What you need to know about your Dog and COVID-19
Are you worried that you dog may catch COVID-19?
While we understand that you want to protect yourself and your dog, there's currently no real evidence to support that domestic dogs, can get become sick with this new coronavirus. With this in mind, the BC Centre for Disease Control states that, " A pet dog in Hong Kong recently tested positive for the virus but did not show any signs of illness. This animal was from a household with a person infected with COVID-19. This situation is being monitored very closely and any new information on the ability of the virus to cause illness in pets and any other domestic animals will be updated as it becomes available."
During this Covid-19 pandemic, however, many dog owners will be stuck at home with only their dog to keep them company. If you have a dog at home, here are a few things to keep in mind. According to the BCCDC, anyone who is infected with COVID-19 should limit contact with their pet during their illness. If an infected person has to care for a pet, their hands should be thoroughly washed before and after interacting with their animals, as well as their pet's food and supplies. And, of course, any animal exposed to an infected individual should not come in contact with other people. If you are feeling well (no symptoms of COVID-19) and are not self-isolating because of COVID-19 illness, you can continue to take walks with your dog or spend time with your pet. With this in mind, you must practice safe social distancing in parks, and follow city bylaws. Although there isn't any evidence to suggest pets may transmit COVID-19, research from the U.S. Department of Health and Human Services states that, "the virus that causes coronavirus disease 2019 (COVID-19) is stable for several hours to days in aerosols and on surfaces."
Since it is conceivable that the virus could linger in a dog or cat's fur, it is recommended to stick to petting your own pup - for now. With this in mind we have compiled 10 tips for dog owners to help them navigate these challenging times, to dogs and their owners stay healthy. Ensure adequate dog products supply “ Dog owners should have enough food, supplements, medications, and any other pet-care products needed to last your dog at least two weeks and, ideally, four weeks. Have a contingency plan Identify someone who can take care of your dog in the event you no longer can. Be sure to inform them of any special care your dog requires. When it comes to medication, make sure to provide specific and detailed directions about dosing and administration. Find indoor games to help dogs exercise There are several ways to engage pets physically and mentally while indoors. Consider playing keep away, getting dogs to chase laser pointers, calling dogs back and forth through the house with treats, blowing bubbles for them to chase, playing hide and seek, or getting them puzzle toys.
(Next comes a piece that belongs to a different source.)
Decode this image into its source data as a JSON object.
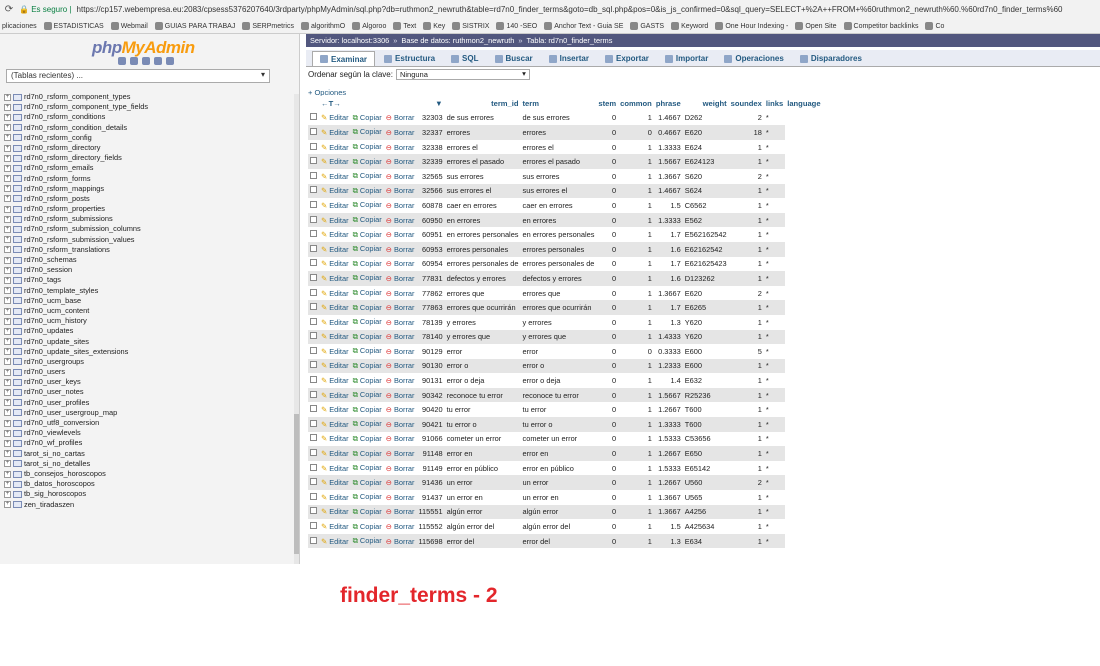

You can also encourage them to forage for food, set up an indoor agility course, and play find the toy or treat. Make an indoor or backyard potty “ Having a stash of pee pads in the house may prove useful, if you and your dog don't want to go outdoors. Also, consider making a potty for your dog in the backyard by bordering off an area of the yard. Do not overfeed While more and more Americans are forced to stay home and self-isolate, it is easier than ever to stress eat during this time without realizing it' and overfeed dogs alongside yourself. Develop a schedule “Many dogs, like people, are comforted by routines. As many of us find our daily routines disrupted, it's important to develop new rituals and routines that help give pets structure.
Continue to feed them and walk them on a similar schedule, if possible, or develop new indoor routines to replace the missing rituals. Quarantine yourself from dogs If you have tested positive for COVID-19 or suspect that you may be positive, it remains unclear whether a dog contract COVID-19 or become a vector for passing it, so steer clear of dogs and other humans in your household during this time. If you cannot find someone else to care for your dog, continue providing care yourself, but limit contact with them as much as possible. Try not to pet them but, if you must, wash your hands both before and after. Do not kiss them or snuggle with them, and wear a face mask around them. Once you get better and the quarantine has passed, you can give your pet extra love and snuggles to make up for the couple of weeks apart. Plan for medical emergencies If you have tested positive for COVID-19 or suspect that you may be positive, and your dog becomes sick or experiences an emergency that requires veterinary attention and no one else can take them to a vet or animal hospital, pet owners should call ahead to inform the vet of the situation.
Have updated medical records If worse comes to worst, you may have to board your dog to keep him or her safe. For this reason, it is a good idea to ensure every pet is up to date on his or her vaccines. Also, make sure pets are microchipped and that their records are up to date. Stay calm Since dogs pick up on our nervous energy, the last thing you want to do is stress them out in a way that causes them to act out, further perpetuating your own anxiety. Do some deep breathing, pet them calmly, and make sure to give them your full, undivided attention at least 15 minutes per day, to soothe both them and yourself.